▸ YOUR ASSIGNMENT
Take the data that follows and return it exactly.

[Dataset entries]

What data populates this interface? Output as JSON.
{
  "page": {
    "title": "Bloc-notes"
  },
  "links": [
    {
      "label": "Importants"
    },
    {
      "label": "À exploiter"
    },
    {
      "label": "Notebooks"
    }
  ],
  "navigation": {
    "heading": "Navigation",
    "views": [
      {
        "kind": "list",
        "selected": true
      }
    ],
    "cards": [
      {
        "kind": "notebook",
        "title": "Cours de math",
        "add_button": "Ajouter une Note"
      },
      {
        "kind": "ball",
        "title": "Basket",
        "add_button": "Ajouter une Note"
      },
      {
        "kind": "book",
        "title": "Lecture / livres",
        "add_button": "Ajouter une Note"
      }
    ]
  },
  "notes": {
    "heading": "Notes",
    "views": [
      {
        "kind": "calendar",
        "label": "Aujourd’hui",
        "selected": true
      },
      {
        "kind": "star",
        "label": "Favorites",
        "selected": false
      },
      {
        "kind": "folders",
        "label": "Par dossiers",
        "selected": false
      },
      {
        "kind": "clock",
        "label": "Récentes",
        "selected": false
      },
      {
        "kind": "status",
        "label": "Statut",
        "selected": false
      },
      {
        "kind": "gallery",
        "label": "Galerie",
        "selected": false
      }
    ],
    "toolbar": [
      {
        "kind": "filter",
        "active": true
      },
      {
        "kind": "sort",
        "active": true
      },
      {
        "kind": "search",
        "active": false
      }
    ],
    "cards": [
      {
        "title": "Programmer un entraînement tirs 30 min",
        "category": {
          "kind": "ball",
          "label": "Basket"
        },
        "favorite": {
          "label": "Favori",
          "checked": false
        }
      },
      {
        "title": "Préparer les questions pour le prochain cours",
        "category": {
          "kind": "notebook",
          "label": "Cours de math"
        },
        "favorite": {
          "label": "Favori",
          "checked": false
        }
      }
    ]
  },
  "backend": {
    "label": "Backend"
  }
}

▸ ANSWER TO THE PROBLEM
What data populates this interface? Output as JSON.
{
  "page": {
    "title": "Bloc-notes"
  },
  "links": [
    {
      "label": "Importants"
    },
    {
      "label": "À exploiter"
    },
    {
      "label": "Notebooks"
    }
  ],
  "navigation": {
    "heading": "Navigation",
    "views": [
      {
        "kind": "list",
        "selected": true
      }
    ],
    "cards": [
      {
        "kind": "notebook",
        "title": "Cours de math",
        "add_button": "Ajouter une Note"
      },
      {
        "kind": "ball",
        "title": "Basket",
        "add_button": "Ajouter une Note"
      },
      {
        "kind": "book",
        "title": "Lecture / livres",
        "add_button": "Ajouter une Note"
      }
    ]
  },
  "notes": {
    "heading": "Notes",
    "views": [
      {
        "kind": "calendar",
        "label": "Aujourd’hui",
        "selected": true
      },
      {
        "kind": "star",
        "label": "Favorites",
        "selected": false
      },
      {
        "kind": "folders",
        "label": "Par dossiers",
        "selected": false
      },
      {
        "kind": "clock",
        "label": "Récentes",
        "selected": false
      },
      {
        "kind": "status",
        "label": "Statut",
        "selected": false
      },
      {
        "kind": "gallery",
        "label": "Galerie",
        "selected": false
      }
    ],
    "toolbar": [
      {
        "kind": "filter",
        "active": true
      },
      {
        "kind": "sort",
        "active": true
      },
      {
        "kind": "search",
        "active": false
      }
    ],
    "cards": [
      {
        "title": "Programmer un entraînement tirs 30 min",
        "category": {
          "kind": "ball",
          "label": "Basket"
        },
        "favorite": {
          "label": "Favori",
          "checked": false
        }
      },
      {
        "title": "Préparer les questions pour le prochain cours",
        "category": {
          "kind": "notebook",
          "label": "Cours de math"
        },
        "favorite": {
          "label": "Favori",
          "checked": false
        }
      }
    ]
  },
  "backend": {
    "label": "Backend"
  }
}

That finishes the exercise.